MIG gun consumables are critical to welding performance and quality. They can also affect the productivity of a welding operation and should be cared for the same as any other piece of welding equipment.
MIG gun consumables comprise the front-end part of the gun — the nozzle or shield, gas diffuser and contact tip — plus the liner. Together, these components are responsible for feeding the welding wire and gas through the MIG gun and for establishing the electrical conductivity necessary to create the arc. Fortunately, you can extend the life of these components and positively affect the efficiency and profit of your welding operation with a few basic tips.
Opening your consumables and haphazardly placing them in a bin can lead to scratches or dents that allow spatter to adhere and will ultimately shorten the products’ life. Similarly, storing your consumables in open or dirty containers can cause dirt and oil to accumulate in the threads, which can prevent them from properly seating together.
Keep MIG consumables in their original packaging until they are ready for use.

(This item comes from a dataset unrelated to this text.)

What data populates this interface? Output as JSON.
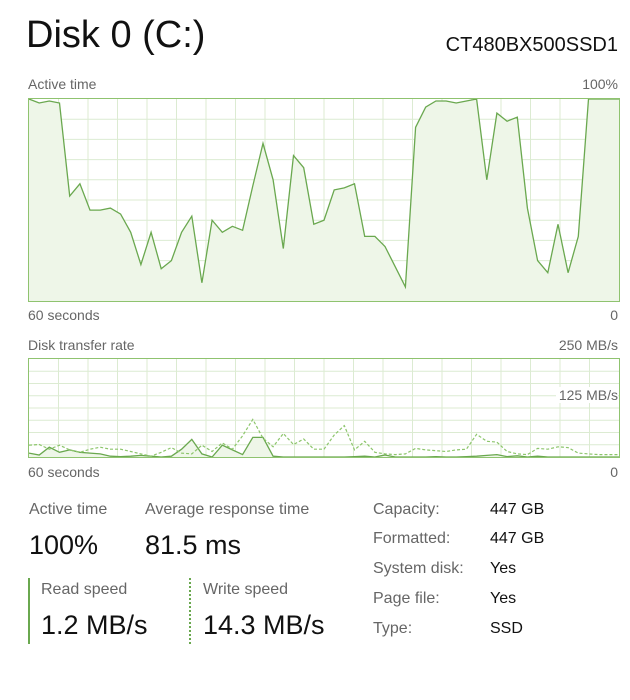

Also, welding operators should use clean gloves when handling or replacing contact tips, nozzles and diffusers to prevent dirt, oil or other contaminants from adhering to them. Remember, proper storage and handling doesn’t just lower your actual costs for consumables, it can also prevent weld defects that require costly rework.
The position of the contact tip (extended or recessed in the nozzle) can affect how long consumables last, along with how clean they stay. This also extends to the nozzle. The farther the contact tip extends from the nozzle, the closer it is to the arc and the more prone it is to reflective heat. This can result in an increase in spatter and a greater opportunity for burnbacks.

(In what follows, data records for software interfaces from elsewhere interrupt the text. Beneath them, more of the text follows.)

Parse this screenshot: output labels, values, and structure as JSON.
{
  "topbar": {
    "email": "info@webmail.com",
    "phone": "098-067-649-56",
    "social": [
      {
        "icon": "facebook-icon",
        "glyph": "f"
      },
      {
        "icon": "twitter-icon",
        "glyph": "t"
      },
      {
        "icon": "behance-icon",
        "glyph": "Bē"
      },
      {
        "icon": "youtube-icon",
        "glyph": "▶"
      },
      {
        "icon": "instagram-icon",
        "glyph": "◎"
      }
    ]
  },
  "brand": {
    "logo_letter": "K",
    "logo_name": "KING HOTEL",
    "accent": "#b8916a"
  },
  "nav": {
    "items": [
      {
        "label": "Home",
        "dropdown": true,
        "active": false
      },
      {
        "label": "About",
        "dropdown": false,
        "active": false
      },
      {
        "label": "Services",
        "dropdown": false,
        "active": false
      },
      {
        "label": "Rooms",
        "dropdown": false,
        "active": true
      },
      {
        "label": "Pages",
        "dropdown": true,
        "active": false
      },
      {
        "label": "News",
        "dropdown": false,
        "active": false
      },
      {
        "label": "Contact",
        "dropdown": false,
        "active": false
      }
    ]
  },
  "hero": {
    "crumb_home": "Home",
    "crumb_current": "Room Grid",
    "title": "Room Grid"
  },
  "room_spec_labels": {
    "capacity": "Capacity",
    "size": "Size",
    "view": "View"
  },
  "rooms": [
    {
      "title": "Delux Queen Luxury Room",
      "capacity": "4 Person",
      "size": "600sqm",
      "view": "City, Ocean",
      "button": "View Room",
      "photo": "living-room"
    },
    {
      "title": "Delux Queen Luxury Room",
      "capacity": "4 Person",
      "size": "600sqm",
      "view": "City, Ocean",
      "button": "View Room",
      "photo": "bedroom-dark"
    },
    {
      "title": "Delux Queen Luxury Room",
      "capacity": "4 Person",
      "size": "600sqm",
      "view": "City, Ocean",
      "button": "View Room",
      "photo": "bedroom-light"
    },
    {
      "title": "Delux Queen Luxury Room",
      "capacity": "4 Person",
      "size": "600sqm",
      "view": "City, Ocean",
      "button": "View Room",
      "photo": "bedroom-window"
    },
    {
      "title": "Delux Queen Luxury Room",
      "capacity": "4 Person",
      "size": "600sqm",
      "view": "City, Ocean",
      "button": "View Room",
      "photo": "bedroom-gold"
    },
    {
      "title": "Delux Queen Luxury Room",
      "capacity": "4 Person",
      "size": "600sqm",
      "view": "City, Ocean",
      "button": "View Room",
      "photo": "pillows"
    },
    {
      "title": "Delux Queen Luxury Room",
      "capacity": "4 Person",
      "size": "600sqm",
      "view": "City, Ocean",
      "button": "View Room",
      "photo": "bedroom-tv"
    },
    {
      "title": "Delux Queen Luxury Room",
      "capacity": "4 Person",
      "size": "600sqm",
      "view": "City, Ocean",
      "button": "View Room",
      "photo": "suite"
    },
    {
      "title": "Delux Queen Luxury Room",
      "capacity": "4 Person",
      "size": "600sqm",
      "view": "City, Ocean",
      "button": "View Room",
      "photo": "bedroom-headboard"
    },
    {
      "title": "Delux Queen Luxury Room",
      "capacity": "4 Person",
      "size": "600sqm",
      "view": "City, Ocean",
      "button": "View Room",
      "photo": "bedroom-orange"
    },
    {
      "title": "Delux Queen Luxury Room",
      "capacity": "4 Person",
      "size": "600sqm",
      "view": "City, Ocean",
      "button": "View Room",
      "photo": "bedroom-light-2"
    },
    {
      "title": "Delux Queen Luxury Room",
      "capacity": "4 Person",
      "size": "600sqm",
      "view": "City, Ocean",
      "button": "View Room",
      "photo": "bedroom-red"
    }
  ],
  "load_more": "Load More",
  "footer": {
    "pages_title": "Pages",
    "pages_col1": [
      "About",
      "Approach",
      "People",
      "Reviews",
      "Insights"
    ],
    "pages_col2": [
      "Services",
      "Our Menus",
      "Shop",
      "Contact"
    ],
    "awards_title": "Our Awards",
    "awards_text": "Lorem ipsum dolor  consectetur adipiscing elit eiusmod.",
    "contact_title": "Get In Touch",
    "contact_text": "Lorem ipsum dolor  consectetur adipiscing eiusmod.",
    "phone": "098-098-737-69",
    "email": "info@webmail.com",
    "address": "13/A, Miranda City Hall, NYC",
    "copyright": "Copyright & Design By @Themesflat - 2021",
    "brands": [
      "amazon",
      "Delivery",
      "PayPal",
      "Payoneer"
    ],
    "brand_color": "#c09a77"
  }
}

Using a recessed contact-tip-to-nozzle relationship when possible can minimize this problem and provide better shielding gas coverage at the same time.
Good conductivity results in better weld quality and can help the components last longer. The diffuser or retaining head forms the connection between the nozzle and the MIG gun neck, holds the contact tip in place and also carries the electrical current to the contact tip to create an arc.
Look for consumables with a tapered design that locks conductive parts — like the contact tip, gas diffuser and MIG gun neck — together. If the connection between the retaining head and contact tip is not secure, electrical resistance can occur and cause the components to overheat and fail.
A MIG gun liner spans the length from the front of the MIG gun through to the feeder connection and is the conduit through which the welding wire feeds. Properly trimming your MIG gun liner significantly increases the longevity. The wrong liner length can cause poor wire feeding and premature failure of both the liner and the contact tip. Too long of a liner can cause compression, resulting in kinking, while cutting it too short allows debris to build up between the liner and the gas diffuser.
Trim your MIG gun liner according to the manufacturer’s recommendations, using the proper tools and cutting it to the correct length. After trimming the liner, make sure there are no raised or sharp edges.
Using an anti-spatter compound can help keep MIG consumables clean on both semi-automatic and robotic welding applications; however, it must be used sparingly. Using too much can cause build-up on the consumables and/or cause debris to accumulate and clog the nozzle, leading to poor gas coverage, inconsistent electrical conductivity or shortened consumable life.
Another way to combat spatter is to inspect the nozzle for build-up on a regular basis and clean it with a soft wire brush or nozzle-cleaning tool as needed. Welding operators should never hit the nozzle against the tooling or work piece to loosen spatter. Doing so can dent, misshape or compromise the smooth surface finish of the nozzle, which creates greater areas for spatter to adhere to and reduces the life of the consumable.
Whenever possible, purchase MIG guns and consumables that are backed by a reliable manufacturer’s warranty, and use all guns and consumables as intended. Also, consider the upfront cost versus the long-term savings of purchasing sturdier and more expensive consumables. They will likely last longer, reducing downtime associated with changeover and the cost of the consumables themselves.
Consumables are vital to the welding process and should be purchased, installed and maintained with care. Doing so not only prevents the cost of downtime for changeover, maintaining excessive inventory and rework but can affect your bottom line. Linde Gas & Equipment offers a supply of premium quality robotic and manual MIG guns and consumables to help you maximize throughput and reduce costs. Contact your Linde productivity specialist or call us at 1-800-225-8247 to learn more.